At the end of the show, someone that’s in charge of making sure the paperwork is handed will need to fill out an MHA (Material Handling Form) and give it to show services, which is paperwork that authorizes the show contractor to pick up your crates and deliver them to the loading dock – this is called drayage. And make sure to read the fine print. The MHA must be filled out accurately to make sure that the crates and other materials are picked up. The fine print will also tell you that the show contractor has no liability for handling materials after the show deadline has passed, which means they can choose to ship your materials back in any way they deem. If they do it at all.
The afore-mentioned BOL is a document that outlines the agreement between you and your transportation company that authorizes them to pick up the crates and deliver it back to the warehouse.
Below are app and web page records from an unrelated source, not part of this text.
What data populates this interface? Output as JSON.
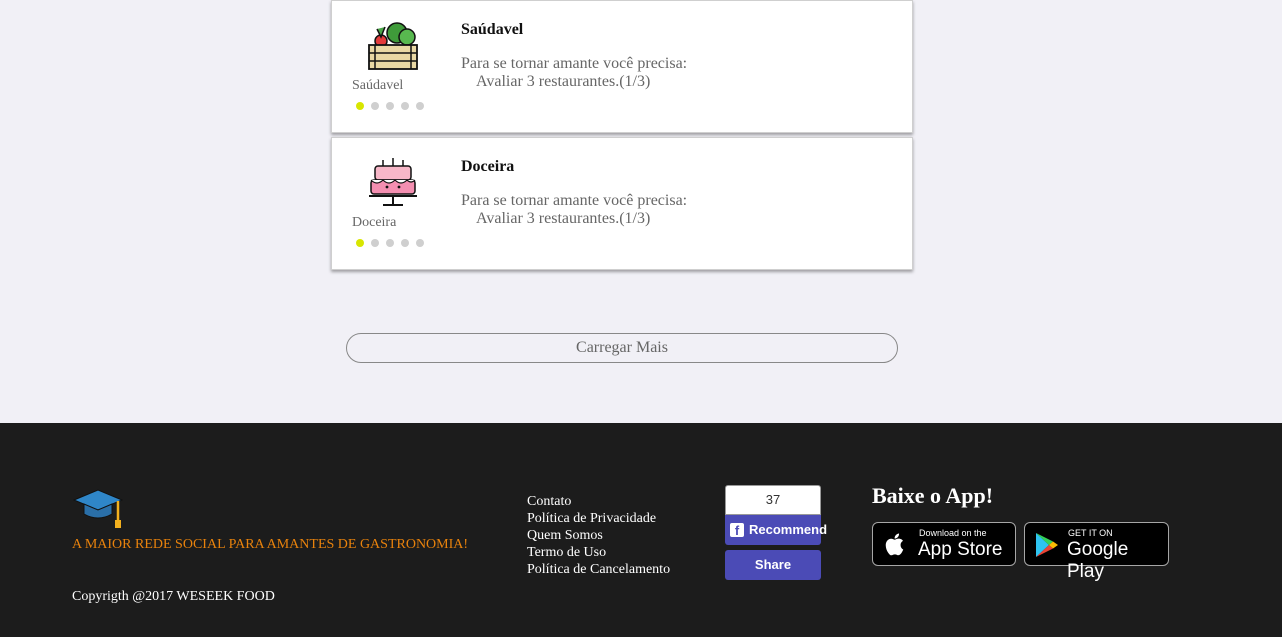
{
  "cards": [
    {
      "icon": "vegetable-crate-icon",
      "category_label": "Saúdavel",
      "title": "Saúdavel",
      "requirement": "Para se tornar amante você precisa:",
      "task": "Avaliar 3 restaurantes.(1/3)",
      "progress_level": 1,
      "progress_total": 5
    },
    {
      "icon": "cake-icon",
      "category_label": "Doceira",
      "title": "Doceira",
      "requirement": "Para se tornar amante você precisa:",
      "task": "Avaliar 3 restaurantes.(1/3)",
      "progress_level": 1,
      "progress_total": 5
    }
  ],
  "load_more_label": "Carregar Mais",
  "footer": {
    "logo_icon": "graduation-cap-icon",
    "tagline": "A MAIOR REDE SOCIAL PARA AMANTES DE GASTRONOMIA!",
    "copyright": "Copyrigth @2017 WESEEK FOOD",
    "links": [
      "Contato",
      "Política de Privacidade",
      "Quem Somos",
      "Termo de Uso",
      "Política de Cancelamento"
    ],
    "facebook": {
      "count": "37",
      "recommend_label": "Recommend",
      "share_label": "Share"
    },
    "app_title": "Baixe o App!",
    "app_store": {
      "small": "Download on the",
      "big": "App Store"
    },
    "google_play": {
      "small": "GET IT ON",
      "big": "Google Play"
    }
  },
  "colors": {
    "page_bg": "#f1f0f6",
    "footer_bg": "#1c1c1c",
    "tagline": "#e8820c",
    "dot_active": "#d8e600",
    "facebook_button": "#4b4bb6"
  }
}
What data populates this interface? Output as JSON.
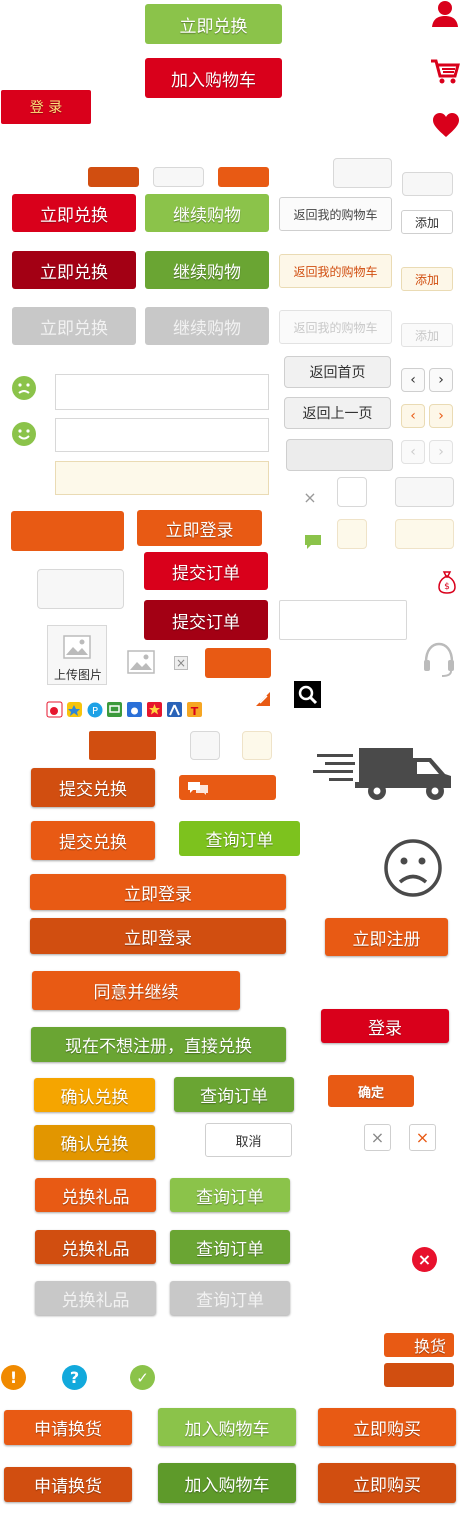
{
  "colors": {
    "green": "#8bc34a",
    "red": "#d9001b",
    "dark_red": "#a30014",
    "orange": "#e85a14",
    "dark_orange": "#d14e10",
    "amber": "#f5a500",
    "grey": "#c8c8c8",
    "lime": "#7dc21e"
  },
  "icons": {
    "user": "user-icon",
    "cart": "cart-icon",
    "heart": "heart-icon",
    "sad_face": "sad-face-icon",
    "happy_face": "smile-face-icon",
    "close": "close-icon",
    "chat": "chat-bubble-icon",
    "money_bag": "money-bag-icon",
    "image": "image-placeholder-icon",
    "headset": "headset-icon",
    "search": "search-icon",
    "truck": "delivery-truck-icon",
    "warning": "warning-icon",
    "help": "help-icon",
    "check": "check-icon",
    "error": "error-x-icon"
  },
  "buttons": {
    "redeem_now_top": "立即兑换",
    "add_to_cart_top": "加入购物车",
    "login_small": "登 录",
    "redeem_now": "立即兑换",
    "continue_shopping": "继续购物",
    "back_to_cart": "返回我的购物车",
    "add": "添加",
    "back_home": "返回首页",
    "back_prev": "返回上一页",
    "login_now": "立即登录",
    "submit_order": "提交订单",
    "upload_image": "上传图片",
    "submit_redeem": "提交兑换",
    "query_order": "查询订单",
    "register_now": "立即注册",
    "agree_continue": "同意并继续",
    "skip_register": "现在不想注册，直接兑换",
    "login": "登录",
    "confirm_redeem": "确认兑换",
    "confirm": "确定",
    "cancel": "取消",
    "redeem_gift": "兑换礼品",
    "exchange": "换货",
    "apply_exchange": "申请换货",
    "add_to_cart": "加入购物车",
    "buy_now": "立即购买"
  },
  "glyphs": {
    "prev": "‹",
    "next": "›",
    "close": "×",
    "warning": "!",
    "help": "?",
    "check": "✓"
  },
  "share_icons": [
    "sina-weibo-icon",
    "qzone-icon",
    "qq-icon",
    "douban-icon",
    "baidu-icon",
    "star-icon",
    "renren-icon",
    "tencent-icon"
  ]
}
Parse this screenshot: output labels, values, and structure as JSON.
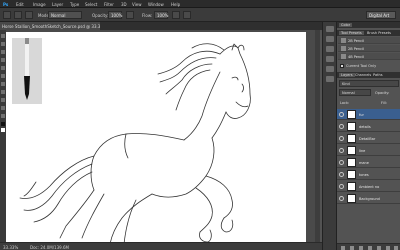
{
  "app": {
    "brand_colors": {
      "chrome": "#535353",
      "dark": "#2b2b2b",
      "selection": "#3a5f8f"
    }
  },
  "menubar": {
    "items": [
      "Ps",
      "Edit",
      "Image",
      "Layer",
      "Type",
      "Select",
      "Filter",
      "3D",
      "View",
      "Window",
      "Help"
    ]
  },
  "options_bar": {
    "mode_label": "Mode:",
    "mode_value": "Normal",
    "opacity_label": "Opacity:",
    "opacity_value": "100%",
    "flow_label": "Flow:",
    "flow_value": "100%",
    "workspace_value": "Digital Art"
  },
  "document": {
    "tab_title": "Horse Stallion_SmoothSketch_Source.psd @ 33.3% (fur, RGB/8)"
  },
  "status": {
    "zoom": "33.33%",
    "doc_size": "Doc: 24.0M/139.6M"
  },
  "panels": {
    "header_tab": "Color",
    "tool_presets_tab": "Tool Presets",
    "brush_presets_tab": "Brush Presets",
    "presets": [
      "2B Pencil",
      "2B Pencil",
      "4B Pencil"
    ],
    "current_tool_only": "Current Tool Only",
    "layers_tab": "Layers",
    "channels_tab": "Channels",
    "paths_tab": "Paths",
    "kind_value": "Kind",
    "blend_mode": "Normal",
    "opacity_short": "Opacity:",
    "lock_label": "Lock:",
    "fill_short": "Fill:",
    "layers": [
      {
        "name": "fur",
        "selected": true
      },
      {
        "name": "details",
        "selected": false
      },
      {
        "name": "DetailBar",
        "selected": false
      },
      {
        "name": "line",
        "selected": false
      },
      {
        "name": "mane",
        "selected": false
      },
      {
        "name": "tones",
        "selected": false
      },
      {
        "name": "Ambient no",
        "selected": false
      },
      {
        "name": "Background",
        "selected": false
      }
    ]
  }
}
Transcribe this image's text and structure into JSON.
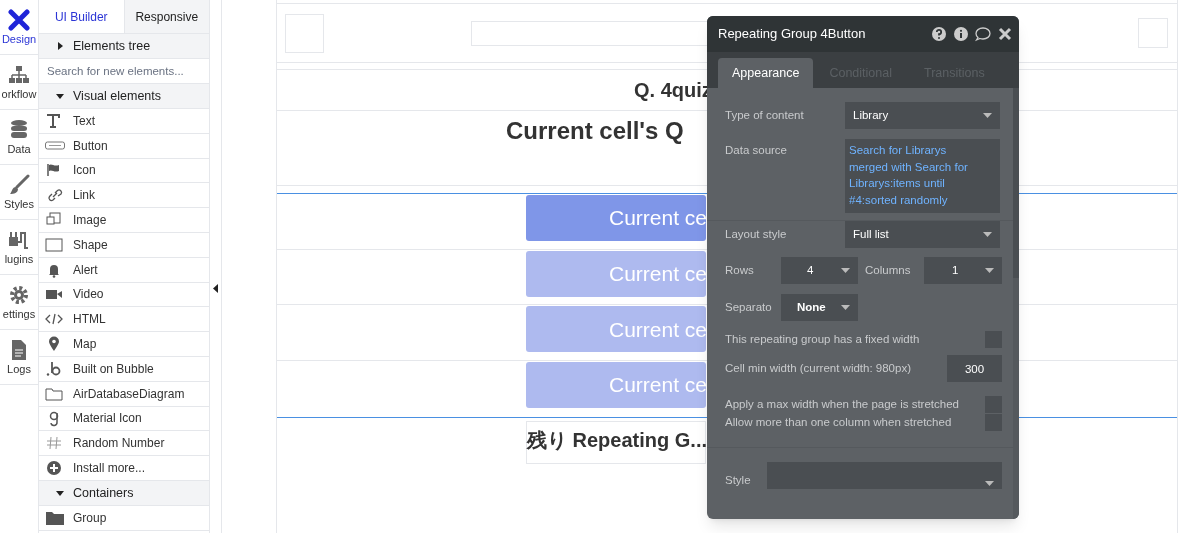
{
  "nav": [
    {
      "label": "Design",
      "selected": true
    },
    {
      "label": "orkflow",
      "selected": false
    },
    {
      "label": "Data",
      "selected": false
    },
    {
      "label": "Styles",
      "selected": false
    },
    {
      "label": "lugins",
      "selected": false
    },
    {
      "label": "ettings",
      "selected": false
    },
    {
      "label": "Logs",
      "selected": false
    }
  ],
  "panel_tabs": [
    {
      "label": "UI Builder",
      "selected": true
    },
    {
      "label": "Responsive",
      "selected": false
    }
  ],
  "elements_tree": {
    "label": "Elements tree",
    "expanded": false
  },
  "search": {
    "placeholder": "Search for new elements..."
  },
  "sections": [
    {
      "label": "Visual elements",
      "expanded": true,
      "items": [
        {
          "label": "Text"
        },
        {
          "label": "Button"
        },
        {
          "label": "Icon"
        },
        {
          "label": "Link"
        },
        {
          "label": "Image"
        },
        {
          "label": "Shape"
        },
        {
          "label": "Alert"
        },
        {
          "label": "Video"
        },
        {
          "label": "HTML"
        },
        {
          "label": "Map"
        },
        {
          "label": "Built on Bubble"
        },
        {
          "label": "AirDatabaseDiagram"
        },
        {
          "label": "Material Icon"
        },
        {
          "label": "Random Number"
        },
        {
          "label": "Install more..."
        }
      ]
    },
    {
      "label": "Containers",
      "expanded": true,
      "items": [
        {
          "label": "Group"
        }
      ]
    }
  ],
  "canvas": {
    "quiz_title": "Q. 4quiz",
    "question": "Current cell's Q",
    "answer_buttons": [
      {
        "label": "Current ce",
        "selected": true
      },
      {
        "label": "Current ce",
        "selected": false
      },
      {
        "label": "Current ce",
        "selected": false
      },
      {
        "label": "Current ce",
        "selected": false
      }
    ],
    "remaining": "残り Repeating G..."
  },
  "editor": {
    "title": "Repeating Group 4Button",
    "tabs": [
      {
        "label": "Appearance",
        "selected": true
      },
      {
        "label": "Conditional",
        "selected": false
      },
      {
        "label": "Transitions",
        "selected": false
      }
    ],
    "type_of_content": {
      "label": "Type of content",
      "value": "Library"
    },
    "data_source": {
      "label": "Data source",
      "value": "Search for Librarys merged with Search for Librarys:items until #4:sorted randomly"
    },
    "layout_style": {
      "label": "Layout style",
      "value": "Full list"
    },
    "rows": {
      "label": "Rows",
      "value": "4"
    },
    "columns": {
      "label": "Columns",
      "value": "1"
    },
    "separator": {
      "label": "Separato",
      "value": "None"
    },
    "fixed_width": {
      "label": "This repeating group has a fixed width",
      "checked": false
    },
    "cell_min_width": {
      "label": "Cell min width (current width: 980px)",
      "value": "300"
    },
    "max_width": {
      "label": "Apply a max width when the page is stretched",
      "checked": false
    },
    "multi_column": {
      "label": "Allow more than one column when stretched",
      "checked": false
    },
    "style": {
      "label": "Style"
    }
  }
}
Often your EAC (Exhibitor Approved Contractor) that is charge of setting up and dismantling your exhibit can handle all of these logistics – they do it all the time. But to make sure that happens, coordinate with the supervisor or your client representative.
In short, the goal is to get your exhibit and materials packed up efficiently and properly, and have it picked up and shipped to the proper destination. Sounds easy, right! It isn’t hard, but there are a number of ways things can go sideways, so make sure all of the pieces are handled properly and you’ll be able to relax on your plane ride home.